S 6 5 4
H Q 7
D Q 6 4 3
C K 10 9 3

Dealer East, N-S vul.

Camberos Mayer Scanavino Wright
1H pass
4H 5D 6H pass
pass dble all pass

Partner's double is probably of the Lightner type, i.e. asking for an "abnormal" lead. Partner could have a void and an outside ace; he could even have two quick tricks, since opponents didn't have the leisure to bid "scientifically". Anyway, it seems you'll have to choose between the blacks. Or is it just a plain penalty double? Anyway, what do you lead?

         (Scroll down for the solution.)

This is board 9 of Argentina v New Zealand for the 4th qualifying round of the 1985 World Championships, a deal that may already have found its way into bridge books, since it shows an example of being able to have your cake and eat it!

Assuming partner has a void and an outside Ace, he will have a black ace and a void in the other black suit. If this is the case, the king of clubs is a good lead indeed. If the void is in clubs, your mission is accomplished. If the void is in spades and partner has the ace of clubs, he'll let you keep the lead to give him his ruff! In fact, the king of clubs lead lets you beat the slam and score +100. The same is true if you lead a spade, but in this case you'll have to thank your luck rather than your judgment. A small club, or any red lead, lets declarer make his doubled slam for -1210.

The complete deal was:

                       S ---		
                       H 10
                       D A K J 10 9 7 5 2
                       C A 8 5 2

  West                                           East
S K J 10 8 7 2	                            S A Q 9 3
H J 8 5 4 2                                  H A K 9 6 3
D 8                                          D ---
C 4                                          C Q J 7 6

                       S 6 5 4
                       H Q 7
                       D Q 6 4 3
                       C K 10 9 3

As you see, another slam, at 6S, is cold as cards lie, but this is no reason to let them score their heart slam! Wright did not read the situation, though, and he led a diamond. Declarer scored 1210 and Argentina gained 12 IMPs because in the other room E-W bid just 5H. The killing lead would have won 11 IMPs instead.

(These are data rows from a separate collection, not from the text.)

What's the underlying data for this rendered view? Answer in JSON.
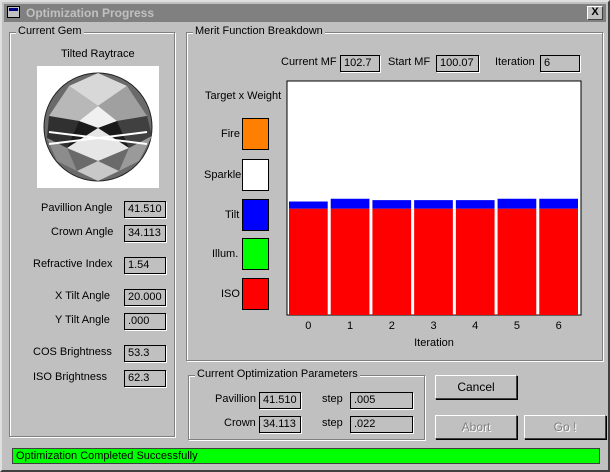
{
  "window": {
    "title": "Optimization Progress",
    "close_glyph": "X"
  },
  "current_gem": {
    "group_label": "Current Gem",
    "image_caption": "Tilted Raytrace",
    "fields": [
      {
        "label": "Pavillion Angle",
        "value": "41.510"
      },
      {
        "label": "Crown Angle",
        "value": "34.113"
      },
      {
        "label": "Refractive Index",
        "value": "1.54"
      },
      {
        "label": "X Tilt Angle",
        "value": "20.000"
      },
      {
        "label": "Y Tilt Angle",
        "value": ".000"
      },
      {
        "label": "COS Brightness",
        "value": "53.3"
      },
      {
        "label": "ISO Brightness",
        "value": "62.3"
      }
    ]
  },
  "merit": {
    "group_label": "Merit Function Breakdown",
    "current_mf_label": "Current MF",
    "current_mf": "102.7",
    "start_mf_label": "Start MF",
    "start_mf": "100.07",
    "iteration_label": "Iteration",
    "iteration": "6",
    "target_weight_label": "Target x Weight",
    "legend": [
      {
        "label": "Fire",
        "color": "#ff8000"
      },
      {
        "label": "Sparkle",
        "color": "#ffffff"
      },
      {
        "label": "Tilt",
        "color": "#0000ff"
      },
      {
        "label": "Illum.",
        "color": "#00ff00"
      },
      {
        "label": "ISO",
        "color": "#ff0000"
      }
    ]
  },
  "chart_data": {
    "type": "bar",
    "stacked": true,
    "xlabel": "Iteration",
    "categories": [
      "0",
      "1",
      "2",
      "3",
      "4",
      "5",
      "6"
    ],
    "series": [
      {
        "name": "ISO",
        "color": "#ff0000",
        "values": [
          100.0,
          100.0,
          100.0,
          100.0,
          100.0,
          100.0,
          100.0
        ]
      },
      {
        "name": "Tilt",
        "color": "#0000ff",
        "values": [
          6.7,
          9.3,
          8.0,
          8.0,
          8.0,
          9.3,
          9.3
        ]
      }
    ],
    "ylim": [
      0,
      220
    ],
    "grid": false
  },
  "params": {
    "group_label": "Current Optimization Parameters",
    "pavillion_label": "Pavillion",
    "pavillion_value": "41.510",
    "pavillion_step_label": "step",
    "pavillion_step": ".005",
    "crown_label": "Crown",
    "crown_value": "34.113",
    "crown_step_label": "step",
    "crown_step": ".022"
  },
  "buttons": {
    "cancel": "Cancel",
    "abort": "Abort",
    "go": "Go !"
  },
  "status": {
    "text": "Optimization Completed Successfully"
  }
}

The deal was duplicated in several tables. How did the Lightner double fare globally? Well, not at all as intended by the great Theodore. Playing against Venezuela, Lev of Israel also doubled 6H, but this only prompted his opponents to bid the cold 6S. Lev had to sacrifice in 7D, which was the par of the deal.

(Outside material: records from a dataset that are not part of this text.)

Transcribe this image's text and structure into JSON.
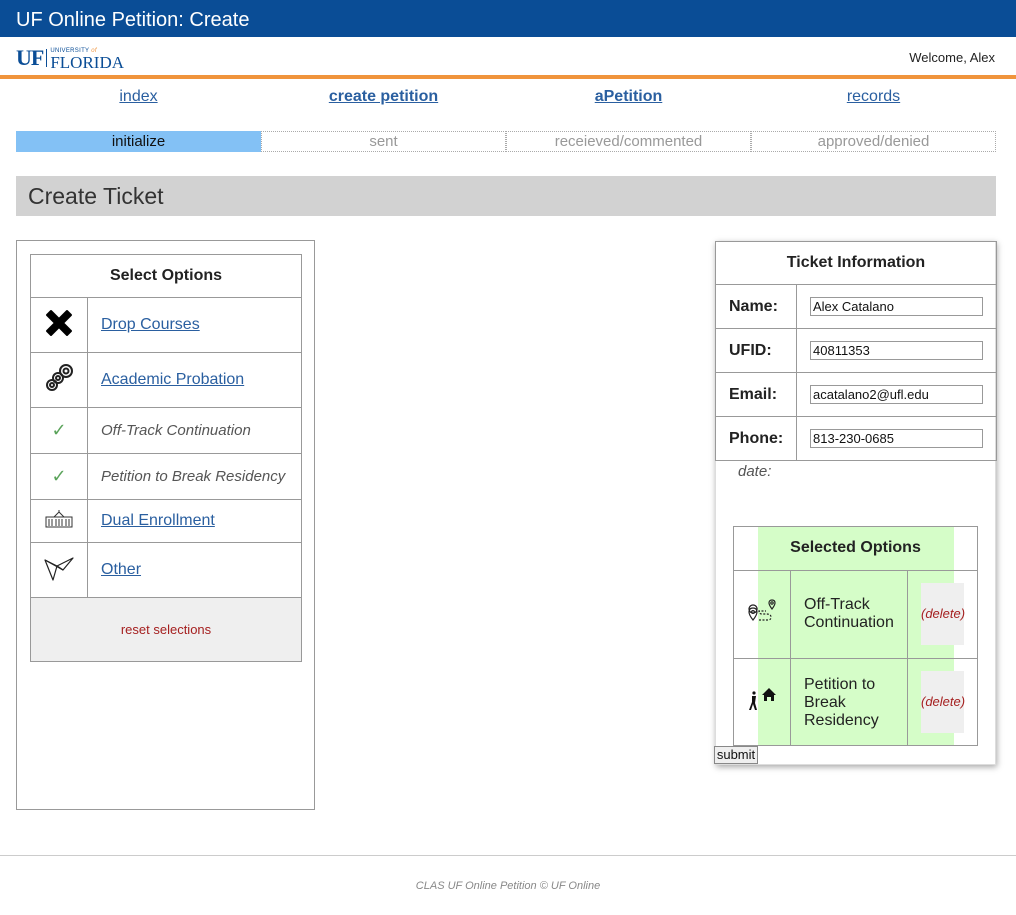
{
  "app": {
    "title": "UF Online Petition: Create"
  },
  "header": {
    "logo_uf": "UF",
    "logo_university": "UNIVERSITY",
    "logo_of": "of",
    "logo_florida": "FLORIDA",
    "welcome": "Welcome, Alex",
    "accent_color": "#f0943c",
    "brand_color": "#0a4d96"
  },
  "nav": {
    "index": "index",
    "create": "create petition",
    "apetition": "aPetition",
    "records": "records"
  },
  "steps": {
    "s1": "initialize",
    "s2": "sent",
    "s3": "receieved/commented",
    "s4": "approved/denied",
    "active": "initialize"
  },
  "page": {
    "heading": "Create Ticket"
  },
  "options": {
    "header": "Select Options",
    "items": [
      {
        "label": "Drop Courses",
        "icon": "x-mark-icon",
        "selected": false
      },
      {
        "label": "Academic Probation",
        "icon": "chain-links-icon",
        "selected": false
      },
      {
        "label": "Off-Track Continuation",
        "icon": "check-icon",
        "selected": true
      },
      {
        "label": "Petition to Break Residency",
        "icon": "check-icon",
        "selected": true
      },
      {
        "label": "Dual Enrollment",
        "icon": "building-icon",
        "selected": false
      },
      {
        "label": "Other",
        "icon": "paper-bird-icon",
        "selected": false
      }
    ],
    "reset": "reset selections"
  },
  "ticket": {
    "header": "Ticket Information",
    "name_label": "Name:",
    "name_value": "Alex Catalano",
    "ufid_label": "UFID:",
    "ufid_value": "40811353",
    "email_label": "Email:",
    "email_value": "acatalano2@ufl.edu",
    "phone_label": "Phone:",
    "phone_value": "813-230-0685",
    "date_label": "date:"
  },
  "selected": {
    "header": "Selected Options",
    "items": [
      {
        "label": "Off-Track Continuation",
        "icon": "route-pin-icon",
        "delete": "(delete)"
      },
      {
        "label": "Petition to Break Residency",
        "icon": "walker-home-icon",
        "delete": "(delete)"
      }
    ],
    "highlight_color": "#d5fdc8"
  },
  "submit": "submit",
  "footer": "CLAS UF Online Petition © UF Online"
}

At two other tables, where 6H doubled was played, the respective Souths, Danese of Venezuela and Cl.Sampaio of Brazil, failed to find the killing lead: they both led a diamond, just like Wright! So, if you led a diamond you have good company.

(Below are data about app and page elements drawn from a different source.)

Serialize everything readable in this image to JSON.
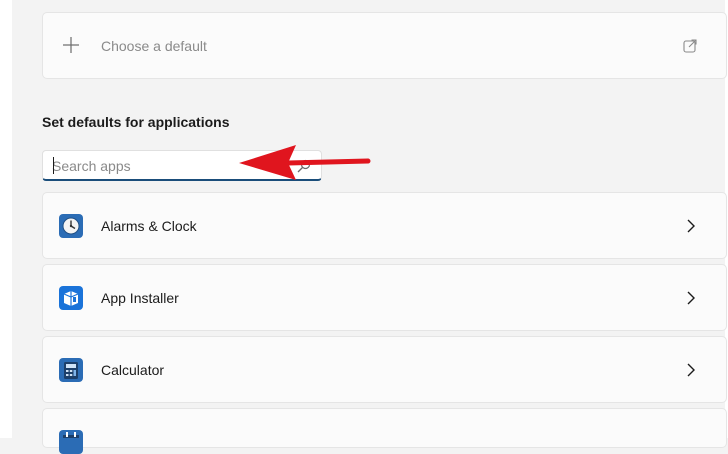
{
  "default_picker": {
    "label": "Choose a default",
    "add_icon": "plus-icon",
    "link_icon": "external-link-icon"
  },
  "section": {
    "title": "Set defaults for applications"
  },
  "search": {
    "placeholder": "Search apps",
    "value": "",
    "icon": "search-icon"
  },
  "apps": [
    {
      "label": "Alarms & Clock",
      "icon": "alarms-clock-icon"
    },
    {
      "label": "App Installer",
      "icon": "app-installer-icon"
    },
    {
      "label": "Calculator",
      "icon": "calculator-icon"
    },
    {
      "label": "",
      "icon": "calendar-icon"
    }
  ],
  "annotation": {
    "type": "red-arrow",
    "color": "#e0151e",
    "points_to": "search-input"
  }
}
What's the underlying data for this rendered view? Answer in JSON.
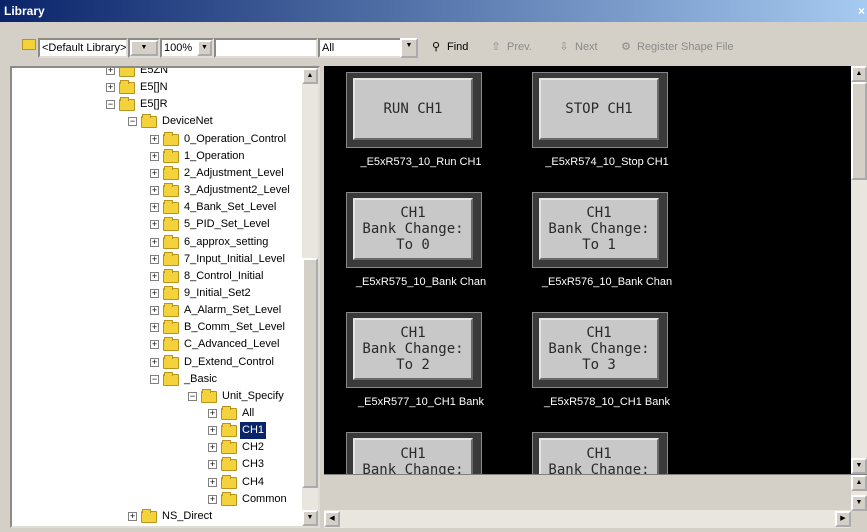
{
  "window": {
    "title": "Library",
    "close": "×"
  },
  "toolbar": {
    "library_select": "<Default Library>",
    "zoom_select": "100%",
    "search_input": "",
    "filter_select": "All",
    "find_label": "Find",
    "prev_label": "Prev.",
    "next_label": "Next",
    "register_label": "Register Shape File"
  },
  "tree": {
    "nodes": [
      {
        "label": "E5ZN"
      },
      {
        "label": "E5[]N"
      },
      {
        "label": "E5[]R"
      },
      {
        "label": "DeviceNet"
      },
      {
        "label": "0_Operation_Control"
      },
      {
        "label": "1_Operation"
      },
      {
        "label": "2_Adjustment_Level"
      },
      {
        "label": "3_Adjustment2_Level"
      },
      {
        "label": "4_Bank_Set_Level"
      },
      {
        "label": "5_PID_Set_Level"
      },
      {
        "label": "6_approx_setting"
      },
      {
        "label": "7_Input_Initial_Level"
      },
      {
        "label": "8_Control_Initial"
      },
      {
        "label": "9_Initial_Set2"
      },
      {
        "label": "A_Alarm_Set_Level"
      },
      {
        "label": "B_Comm_Set_Level"
      },
      {
        "label": "C_Advanced_Level"
      },
      {
        "label": "D_Extend_Control"
      },
      {
        "label": "_Basic"
      },
      {
        "label": "Unit_Specify"
      },
      {
        "label": "All"
      },
      {
        "label": "CH1"
      },
      {
        "label": "CH2"
      },
      {
        "label": "CH3"
      },
      {
        "label": "CH4"
      },
      {
        "label": "Common"
      },
      {
        "label": "NS_Direct"
      }
    ]
  },
  "shapes": [
    {
      "button": "RUN CH1",
      "caption": "_E5xR573_10_Run CH1"
    },
    {
      "button": "STOP CH1",
      "caption": "_E5xR574_10_Stop CH1"
    },
    {
      "button": "CH1\nBank Change:\nTo 0",
      "caption": "_E5xR575_10_Bank Chan"
    },
    {
      "button": "CH1\nBank Change:\nTo 1",
      "caption": "_E5xR576_10_Bank Chan"
    },
    {
      "button": "CH1\nBank Change:\nTo 2",
      "caption": "_E5xR577_10_CH1 Bank"
    },
    {
      "button": "CH1\nBank Change:\nTo 3",
      "caption": "_E5xR578_10_CH1 Bank"
    },
    {
      "button": "CH1\nBank Change:",
      "caption": ""
    },
    {
      "button": "CH1\nBank Change:",
      "caption": ""
    }
  ]
}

Special thanks to Al "BiigAl" Lochli, District 16 ACBL Internet Coordinator for assistance with the HTML presentation.

Nikos Sarantakos,
Luxembourg, June 1998